**WHAT YOU HAVE TO DO:**
Your output should repeat the entries below exactly. It should contain no images.

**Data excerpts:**
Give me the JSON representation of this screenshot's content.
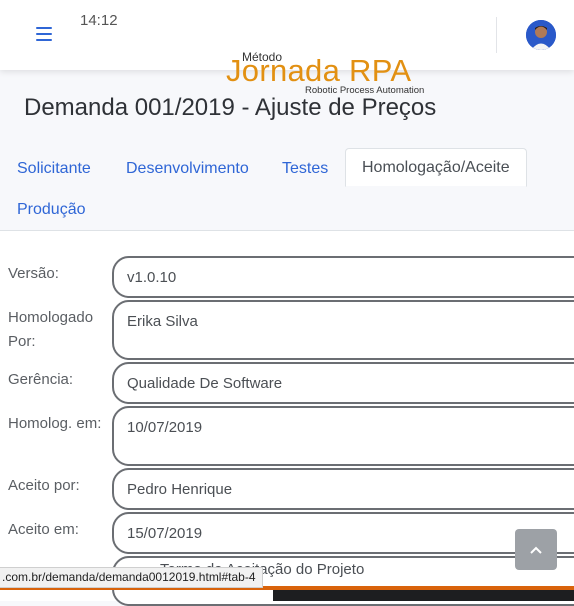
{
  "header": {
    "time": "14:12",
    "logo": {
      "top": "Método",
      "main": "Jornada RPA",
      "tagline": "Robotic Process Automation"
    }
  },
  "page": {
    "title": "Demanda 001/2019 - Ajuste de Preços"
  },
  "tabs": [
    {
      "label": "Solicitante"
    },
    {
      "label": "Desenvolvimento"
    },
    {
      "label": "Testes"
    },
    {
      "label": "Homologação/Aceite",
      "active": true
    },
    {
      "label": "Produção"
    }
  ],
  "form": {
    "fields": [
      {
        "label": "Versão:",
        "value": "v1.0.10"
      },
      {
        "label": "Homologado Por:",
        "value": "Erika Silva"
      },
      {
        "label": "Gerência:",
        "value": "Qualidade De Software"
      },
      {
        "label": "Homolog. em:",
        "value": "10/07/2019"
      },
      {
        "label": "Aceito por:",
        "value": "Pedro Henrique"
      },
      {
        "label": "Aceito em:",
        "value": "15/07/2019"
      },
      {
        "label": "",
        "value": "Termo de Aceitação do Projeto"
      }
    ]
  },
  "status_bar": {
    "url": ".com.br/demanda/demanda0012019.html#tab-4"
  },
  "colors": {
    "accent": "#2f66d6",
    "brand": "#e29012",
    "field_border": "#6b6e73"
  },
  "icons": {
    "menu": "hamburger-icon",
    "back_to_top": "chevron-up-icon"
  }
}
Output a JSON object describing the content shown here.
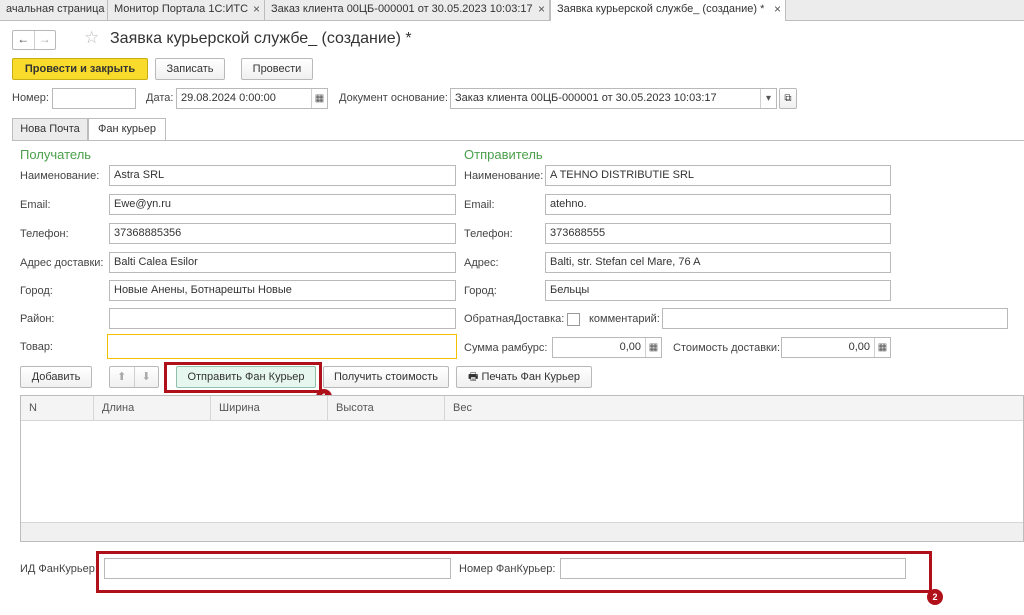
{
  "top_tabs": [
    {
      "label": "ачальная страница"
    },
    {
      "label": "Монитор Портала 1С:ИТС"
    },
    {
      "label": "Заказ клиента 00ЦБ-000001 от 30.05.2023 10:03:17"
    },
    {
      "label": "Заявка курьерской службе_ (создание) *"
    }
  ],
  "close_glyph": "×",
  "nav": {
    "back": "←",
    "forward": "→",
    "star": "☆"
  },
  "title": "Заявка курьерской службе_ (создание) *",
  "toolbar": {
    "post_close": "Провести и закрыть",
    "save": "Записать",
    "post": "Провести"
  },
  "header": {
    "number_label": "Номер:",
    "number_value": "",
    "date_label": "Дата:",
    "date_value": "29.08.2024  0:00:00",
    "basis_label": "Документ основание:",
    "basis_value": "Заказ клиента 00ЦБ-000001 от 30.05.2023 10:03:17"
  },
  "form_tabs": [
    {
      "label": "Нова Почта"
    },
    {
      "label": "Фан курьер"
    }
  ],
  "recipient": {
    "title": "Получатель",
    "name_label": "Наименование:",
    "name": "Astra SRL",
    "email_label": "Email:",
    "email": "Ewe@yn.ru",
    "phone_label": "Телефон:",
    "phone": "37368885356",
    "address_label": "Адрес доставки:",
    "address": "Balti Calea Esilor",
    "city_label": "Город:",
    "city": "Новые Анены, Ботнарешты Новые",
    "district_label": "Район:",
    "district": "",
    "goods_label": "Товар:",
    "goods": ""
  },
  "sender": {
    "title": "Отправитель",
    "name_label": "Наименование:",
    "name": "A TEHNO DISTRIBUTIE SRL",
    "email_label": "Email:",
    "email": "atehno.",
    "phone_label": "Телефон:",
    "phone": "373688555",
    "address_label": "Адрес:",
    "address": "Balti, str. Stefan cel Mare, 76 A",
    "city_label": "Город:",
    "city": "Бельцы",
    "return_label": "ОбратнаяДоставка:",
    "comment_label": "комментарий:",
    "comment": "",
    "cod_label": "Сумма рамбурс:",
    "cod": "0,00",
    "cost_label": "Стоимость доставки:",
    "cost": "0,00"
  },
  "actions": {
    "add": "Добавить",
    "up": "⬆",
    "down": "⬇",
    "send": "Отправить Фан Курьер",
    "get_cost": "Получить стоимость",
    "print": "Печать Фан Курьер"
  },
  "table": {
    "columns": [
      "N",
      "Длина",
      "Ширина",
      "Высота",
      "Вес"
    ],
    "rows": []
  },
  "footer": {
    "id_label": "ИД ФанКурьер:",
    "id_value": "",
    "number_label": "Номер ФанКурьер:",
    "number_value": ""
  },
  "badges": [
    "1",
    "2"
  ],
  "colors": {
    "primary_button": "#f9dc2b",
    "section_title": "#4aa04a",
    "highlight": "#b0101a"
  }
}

**THE ANSWER:**
Give me the JSON representation of this screenshot's content.
{
  "header": {
    "time": "14:12",
    "logo": {
      "top": "Método",
      "main": "Jornada RPA",
      "tagline": "Robotic Process Automation"
    }
  },
  "page": {
    "title": "Demanda 001/2019 - Ajuste de Preços"
  },
  "tabs": [
    {
      "label": "Solicitante"
    },
    {
      "label": "Desenvolvimento"
    },
    {
      "label": "Testes"
    },
    {
      "label": "Homologação/Aceite",
      "active": true
    },
    {
      "label": "Produção"
    }
  ],
  "form": {
    "fields": [
      {
        "label": "Versão:",
        "value": "v1.0.10"
      },
      {
        "label": "Homologado Por:",
        "value": "Erika Silva"
      },
      {
        "label": "Gerência:",
        "value": "Qualidade De Software"
      },
      {
        "label": "Homolog. em:",
        "value": "10/07/2019"
      },
      {
        "label": "Aceito por:",
        "value": "Pedro Henrique"
      },
      {
        "label": "Aceito em:",
        "value": "15/07/2019"
      },
      {
        "label": "",
        "value": "Termo de Aceitação do Projeto"
      }
    ]
  },
  "status_bar": {
    "url": ".com.br/demanda/demanda0012019.html#tab-4"
  },
  "colors": {
    "accent": "#2f66d6",
    "brand": "#e29012",
    "field_border": "#6b6e73"
  },
  "icons": {
    "menu": "hamburger-icon",
    "back_to_top": "chevron-up-icon"
  }
}
Output a JSON object describing the content shown here.
{
  "top_tabs": [
    {
      "label": "ачальная страница"
    },
    {
      "label": "Монитор Портала 1С:ИТС"
    },
    {
      "label": "Заказ клиента 00ЦБ-000001 от 30.05.2023 10:03:17"
    },
    {
      "label": "Заявка курьерской службе_ (создание) *"
    }
  ],
  "close_glyph": "×",
  "nav": {
    "back": "←",
    "forward": "→",
    "star": "☆"
  },
  "title": "Заявка курьерской службе_ (создание) *",
  "toolbar": {
    "post_close": "Провести и закрыть",
    "save": "Записать",
    "post": "Провести"
  },
  "header": {
    "number_label": "Номер:",
    "number_value": "",
    "date_label": "Дата:",
    "date_value": "29.08.2024  0:00:00",
    "basis_label": "Документ основание:",
    "basis_value": "Заказ клиента 00ЦБ-000001 от 30.05.2023 10:03:17"
  },
  "form_tabs": [
    {
      "label": "Нова Почта"
    },
    {
      "label": "Фан курьер"
    }
  ],
  "recipient": {
    "title": "Получатель",
    "name_label": "Наименование:",
    "name": "Astra SRL",
    "email_label": "Email:",
    "email": "Ewe@yn.ru",
    "phone_label": "Телефон:",
    "phone": "37368885356",
    "address_label": "Адрес доставки:",
    "address": "Balti Calea Esilor",
    "city_label": "Город:",
    "city": "Новые Анены, Ботнарешты Новые",
    "district_label": "Район:",
    "district": "",
    "goods_label": "Товар:",
    "goods": ""
  },
  "sender": {
    "title": "Отправитель",
    "name_label": "Наименование:",
    "name": "A TEHNO DISTRIBUTIE SRL",
    "email_label": "Email:",
    "email": "atehno.",
    "phone_label": "Телефон:",
    "phone": "373688555",
    "address_label": "Адрес:",
    "address": "Balti, str. Stefan cel Mare, 76 A",
    "city_label": "Город:",
    "city": "Бельцы",
    "return_label": "ОбратнаяДоставка:",
    "comment_label": "комментарий:",
    "comment": "",
    "cod_label": "Сумма рамбурс:",
    "cod": "0,00",
    "cost_label": "Стоимость доставки:",
    "cost": "0,00"
  },
  "actions": {
    "add": "Добавить",
    "up": "⬆",
    "down": "⬇",
    "send": "Отправить Фан Курьер",
    "get_cost": "Получить стоимость",
    "print": "Печать Фан Курьер"
  },
  "table": {
    "columns": [
      "N",
      "Длина",
      "Ширина",
      "Высота",
      "Вес"
    ],
    "rows": []
  },
  "footer": {
    "id_label": "ИД ФанКурьер:",
    "id_value": "",
    "number_label": "Номер ФанКурьер:",
    "number_value": ""
  },
  "badges": [
    "1",
    "2"
  ],
  "colors": {
    "primary_button": "#f9dc2b",
    "section_title": "#4aa04a",
    "highlight": "#b0101a"
  }
}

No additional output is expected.